“I’m going to continue doing what I am doing and I believe there will be a positive result at the end of it,” he said.

Despite topping the poll in recent Assembly elections, Mr Easton has missed out on the Westminster seat on three successive elections, 2015, 2017, 2019.

Yet across those elections, he has steadily built his vote from 8,487 in 2015, to 14,940 in 2017 to 15,390 in 2019, just behind Mr Farry on 18,358.

Mr Easton said he believes the addition of the SDLP and Green Party to the race this election will benefit him.

“We’ve got the SDLP and the Green Party running this time, I believe that is beneficial and I’m certainly not complaining about that,” he said.

“I’m a politician that is seen on the ground and somebody that works hard for everybody.”

He has vowed to work to remove barriers to trade across the Irish Sea, as well as fight for more social housing, more funding for the health service and for more police officers.

Mr Easton also contended that he too is a progressive, and said he has had a positive response across all areas of the constituency.

“I have always been someone who works for everybody no matter their colour, creed or religion and that hard work is, I believe, appreciated and something I intend to continue no matter what happens,” he said.

“I am progressive, I care about a lot of issues, including animal welfare, the environment.

UUP Westminster candidate Tim Collins has his picture taken while campaigning in the Kilcooley estate area of Bangor
UUP Westminster candidate Tim Collins wants to regain votes lost to the Alliance Party (Liam McBurney/PA)

“I believe I am the lead unionists and best placed to win the seat for unionism, but I’m there to represent everybody and I have a clear record of doing that.”

Meanwhile Mr Collins is insistent that he can win.

He said: “I think we’re going to win because there has been a big change since 2019 – a lot of the traditional unionist vote that would have gone to Lady Hermon, went across to the Alliance Party, and I think the Alliance Party has let them down in many ways, and I think that vote is going to return to unionism, to me.

“We’ve got a bad reputation with the GB MPs – they’re fed up with us and the negativity. I want to go there and be positive. I want to re-establish relationships and I want to claim back our place in the United Kingdom.”

Mr Collins has hit the headlines several times during the campaign, including over an anecdote about the cost of insuring a car in Northern Ireland compared to insuring his Rolls Royce in England.

He described commentary of him being “fumbling and clumsy”, and said “they missed the point every time”.

He added: “I find it hard to be someone I’m not, and the fact of the matter is, I grew up in a house where we got free school meals. Education was my way out of the estates. I went to university, I joined the army and nearly got myself killed a few times, and then I started a business.
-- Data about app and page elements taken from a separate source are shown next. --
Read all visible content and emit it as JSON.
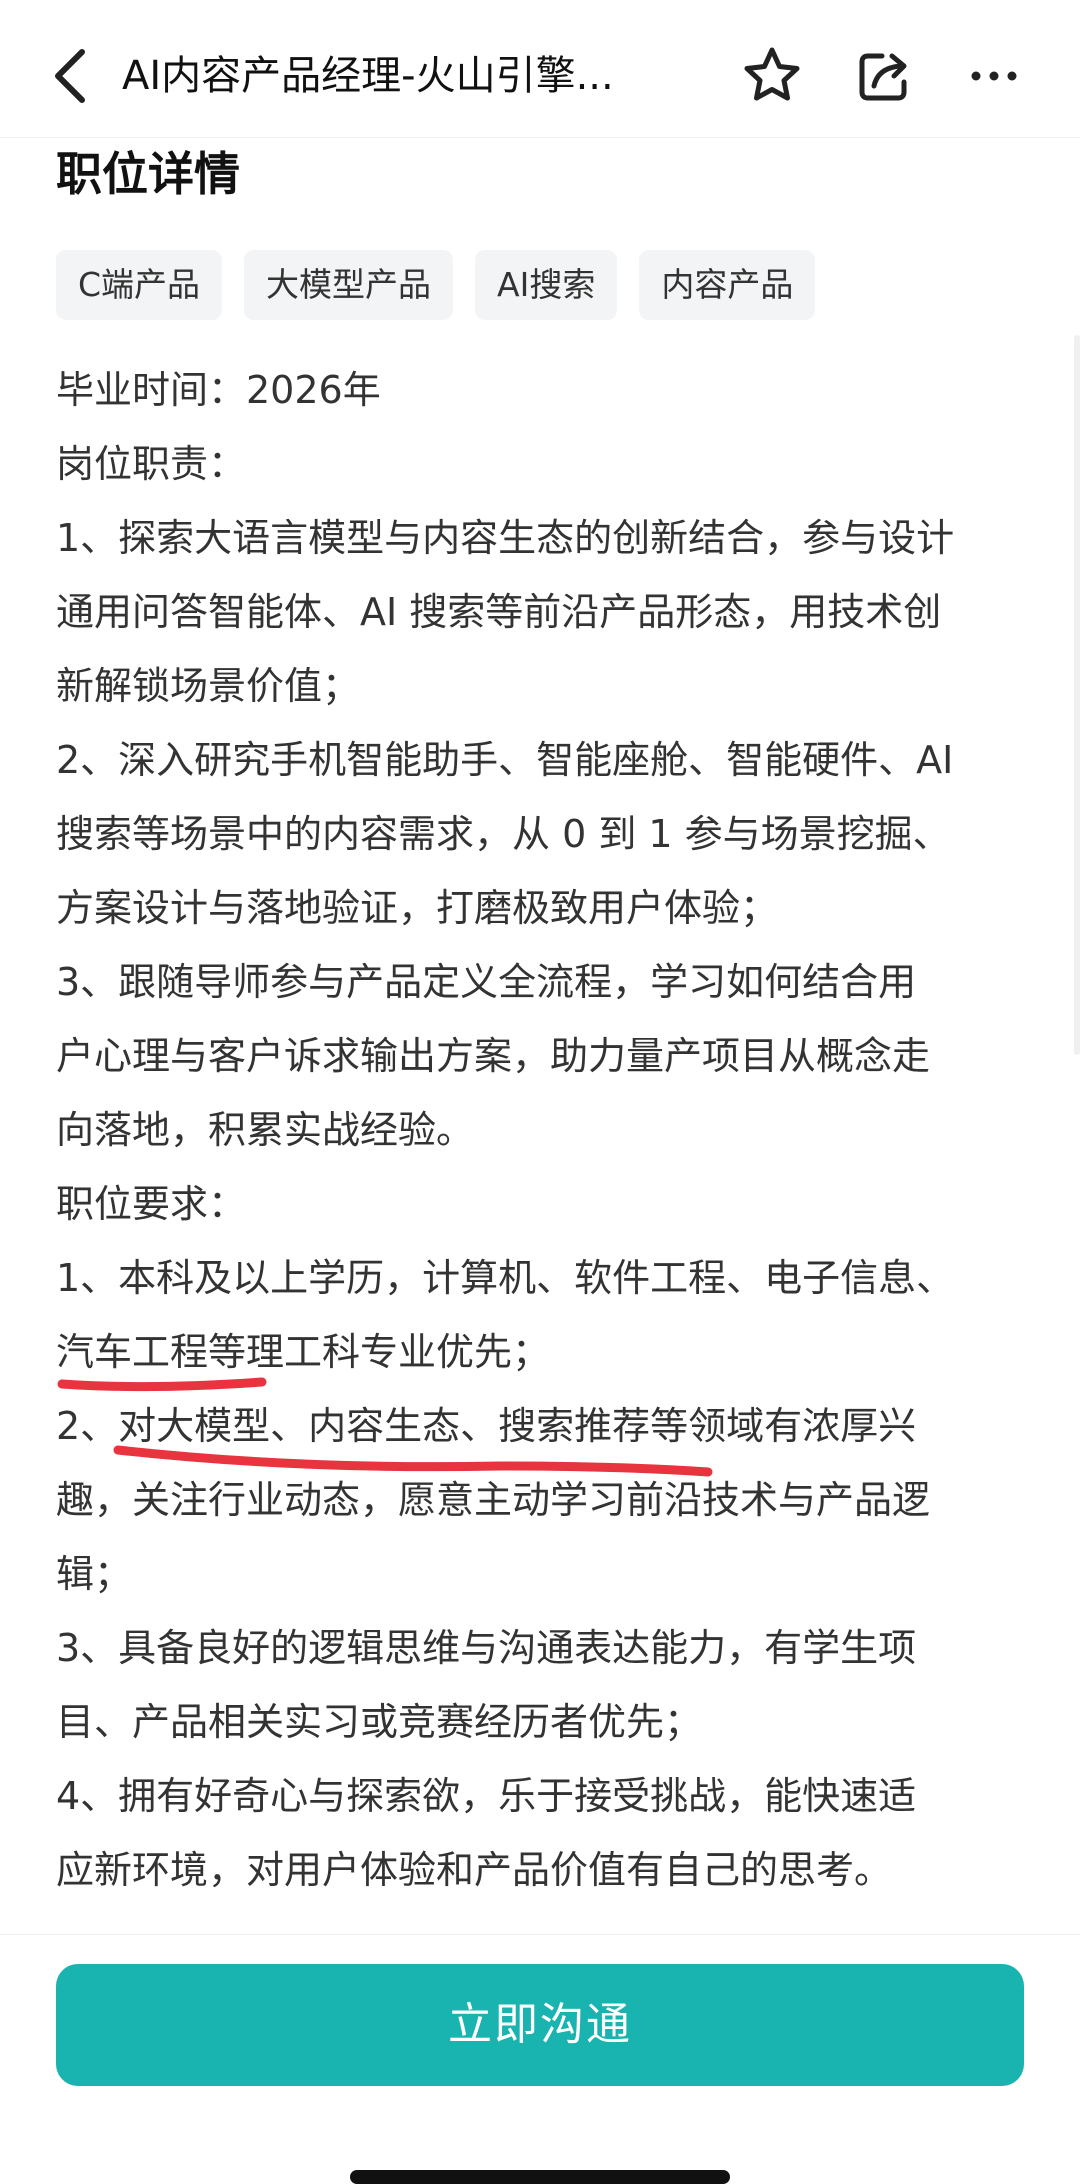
{
  "header": {
    "title": "AI内容产品经理-火山引擎...",
    "back_icon": "chevron-left-icon",
    "star_icon": "star-outline-icon",
    "share_icon": "share-icon",
    "more_icon": "more-horizontal-icon"
  },
  "section": {
    "title": "职位详情"
  },
  "tags": [
    "C端产品",
    "大模型产品",
    "AI搜索",
    "内容产品"
  ],
  "description_lines": [
    "毕业时间：2026年",
    "岗位职责：",
    "1、探索大语言模型与内容生态的创新结合，参与设计",
    "通用问答智能体、AI 搜索等前沿产品形态，用技术创",
    "新解锁场景价值；",
    "2、深入研究手机智能助手、智能座舱、智能硬件、AI",
    "搜索等场景中的内容需求，从 0 到 1 参与场景挖掘、",
    "方案设计与落地验证，打磨极致用户体验；",
    "3、跟随导师参与产品定义全流程，学习如何结合用",
    "户心理与客户诉求输出方案，助力量产项目从概念走",
    "向落地，积累实战经验。",
    "职位要求：",
    "1、本科及以上学历，计算机、软件工程、电子信息、",
    "汽车工程等理工科专业优先；",
    "2、对大模型、内容生态、搜索推荐等领域有浓厚兴",
    "趣，关注行业动态，愿意主动学习前沿技术与产品逻",
    "辑；",
    "3、具备良好的逻辑思维与沟通表达能力，有学生项",
    "目、产品相关实习或竞赛经历者优先；",
    "4、拥有好奇心与探索欲，乐于接受挑战，能快速适",
    "应新环境，对用户体验和产品价值有自己的思考。"
  ],
  "cta": {
    "label": "立即沟通"
  },
  "colors": {
    "accent": "#19b3b0",
    "annotation": "#e8343f",
    "tag_bg": "#f3f4f6"
  }
}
“I brought prosperity to a lot of people and it’s a good thing to give people the opportunity. As a result of that I looked and thought I have enough, I can give something back and I’m ready to serve again here in Northern Ireland.”

The remaining candidates running in North Down are Chris Carter (Independent), Barry McKee (Greens) and Deirdre Vaughan (SDLP).